-- MATERIAL FOR THIS TASK follows --
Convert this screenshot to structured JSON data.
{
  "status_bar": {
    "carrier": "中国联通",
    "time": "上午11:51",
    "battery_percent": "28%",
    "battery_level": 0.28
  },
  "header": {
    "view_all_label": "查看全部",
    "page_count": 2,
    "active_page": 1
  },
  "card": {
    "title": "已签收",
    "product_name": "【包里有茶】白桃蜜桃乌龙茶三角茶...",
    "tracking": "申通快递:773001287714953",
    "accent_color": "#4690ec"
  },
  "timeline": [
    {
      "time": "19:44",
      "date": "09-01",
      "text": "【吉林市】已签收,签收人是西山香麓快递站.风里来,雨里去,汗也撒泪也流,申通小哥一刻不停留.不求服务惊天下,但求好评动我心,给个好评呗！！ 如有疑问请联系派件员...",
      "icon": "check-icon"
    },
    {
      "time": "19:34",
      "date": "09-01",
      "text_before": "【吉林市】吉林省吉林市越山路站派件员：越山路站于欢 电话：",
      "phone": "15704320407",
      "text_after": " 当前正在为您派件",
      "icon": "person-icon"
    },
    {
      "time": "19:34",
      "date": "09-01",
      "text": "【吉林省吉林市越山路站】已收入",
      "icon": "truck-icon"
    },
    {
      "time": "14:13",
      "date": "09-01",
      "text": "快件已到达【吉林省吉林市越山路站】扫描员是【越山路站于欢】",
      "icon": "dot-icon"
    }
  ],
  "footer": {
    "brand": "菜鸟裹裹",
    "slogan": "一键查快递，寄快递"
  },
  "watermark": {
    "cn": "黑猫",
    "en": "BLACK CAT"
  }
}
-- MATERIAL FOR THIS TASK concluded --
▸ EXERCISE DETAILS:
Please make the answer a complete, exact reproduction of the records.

▸ EXERCISE OUTPUT:
Convert this screenshot to structured JSON data.
{
  "status_bar": {
    "carrier": "中国联通",
    "time": "上午11:51",
    "battery_percent": "28%",
    "battery_level": 0.28
  },
  "header": {
    "view_all_label": "查看全部",
    "page_count": 2,
    "active_page": 1
  },
  "card": {
    "title": "已签收",
    "product_name": "【包里有茶】白桃蜜桃乌龙茶三角茶...",
    "tracking": "申通快递:773001287714953",
    "accent_color": "#4690ec"
  },
  "timeline": [
    {
      "time": "19:44",
      "date": "09-01",
      "text": "【吉林市】已签收,签收人是西山香麓快递站.风里来,雨里去,汗也撒泪也流,申通小哥一刻不停留.不求服务惊天下,但求好评动我心,给个好评呗！！ 如有疑问请联系派件员...",
      "icon": "check-icon"
    },
    {
      "time": "19:34",
      "date": "09-01",
      "text_before": "【吉林市】吉林省吉林市越山路站派件员：越山路站于欢 电话：",
      "phone": "15704320407",
      "text_after": " 当前正在为您派件",
      "icon": "person-icon"
    },
    {
      "time": "19:34",
      "date": "09-01",
      "text": "【吉林省吉林市越山路站】已收入",
      "icon": "truck-icon"
    },
    {
      "time": "14:13",
      "date": "09-01",
      "text": "快件已到达【吉林省吉林市越山路站】扫描员是【越山路站于欢】",
      "icon": "dot-icon"
    }
  ],
  "footer": {
    "brand": "菜鸟裹裹",
    "slogan": "一键查快递，寄快递"
  },
  "watermark": {
    "cn": "黑猫",
    "en": "BLACK CAT"
  }
}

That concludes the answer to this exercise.